» Aim of the task
Collect each line of the entries that holds the string "format".

» Collection entries

########

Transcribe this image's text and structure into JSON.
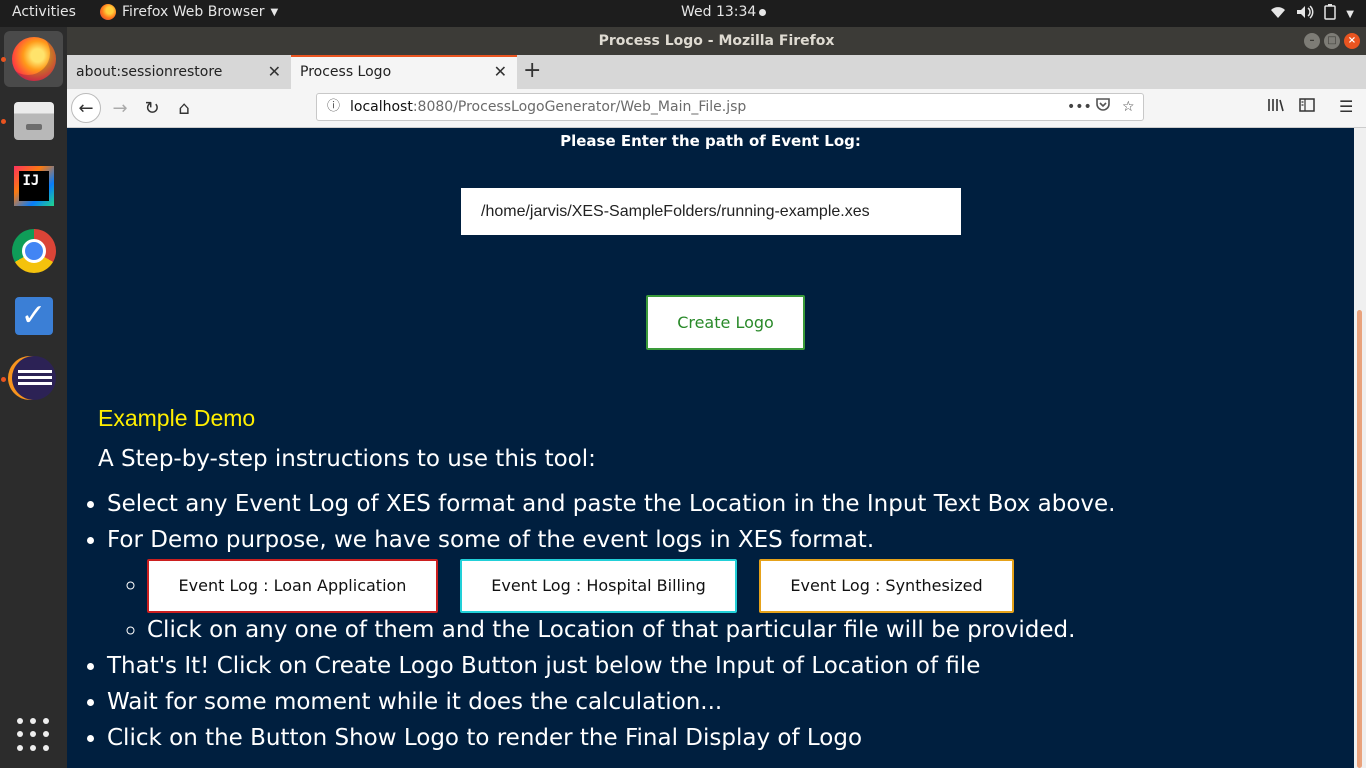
{
  "topbar": {
    "activities": "Activities",
    "app_name": "Firefox Web Browser",
    "clock": "Wed 13:34"
  },
  "dock": {
    "items": [
      "Firefox",
      "Files",
      "IntelliJ IDEA",
      "Google Chrome",
      "To Do",
      "Eclipse",
      "Show Applications"
    ]
  },
  "window": {
    "title": "Process Logo - Mozilla Firefox"
  },
  "tabs": [
    {
      "label": "about:sessionrestore"
    },
    {
      "label": "Process Logo"
    }
  ],
  "navbar": {
    "url_host": "localhost",
    "url_rest": ":8080/ProcessLogoGenerator/Web_Main_File.jsp"
  },
  "page": {
    "prompt": "Please Enter the path of Event Log:",
    "path_value": "/home/jarvis/XES-SampleFolders/running-example.xes",
    "create_label": "Create Logo",
    "demo_title": "Example Demo",
    "instructions_title": "A Step-by-step instructions to use this tool:",
    "steps": [
      "Select any Event Log of XES format and paste the Location in the Input Text Box above.",
      "For Demo purpose, we have some of the event logs in XES format.",
      "That's It! Click on Create Logo Button just below the Input of Location of file",
      "Wait for some moment while it does the calculation...",
      "Click on the Button Show Logo to render the Final Display of Logo"
    ],
    "event_buttons": [
      {
        "label": "Event Log : Loan Application",
        "color": "#cc1f1f"
      },
      {
        "label": "Event Log : Hospital Billing",
        "color": "#22d0d8"
      },
      {
        "label": "Event Log : Synthesized",
        "color": "#e6a21a"
      }
    ],
    "sub_note": "Click on any one of them and the Location of that particular file will be provided."
  },
  "colors": {
    "page_bg": "#001f3f",
    "demo_title": "#ffee00",
    "create_border": "#3a9a3a",
    "ubuntu_accent": "#e95420"
  }
}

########

» Finished task
      "Select any Event Log of XES format and paste the Location in the Input Text Box above.",
      "For Demo purpose, we have some of the event logs in XES format.",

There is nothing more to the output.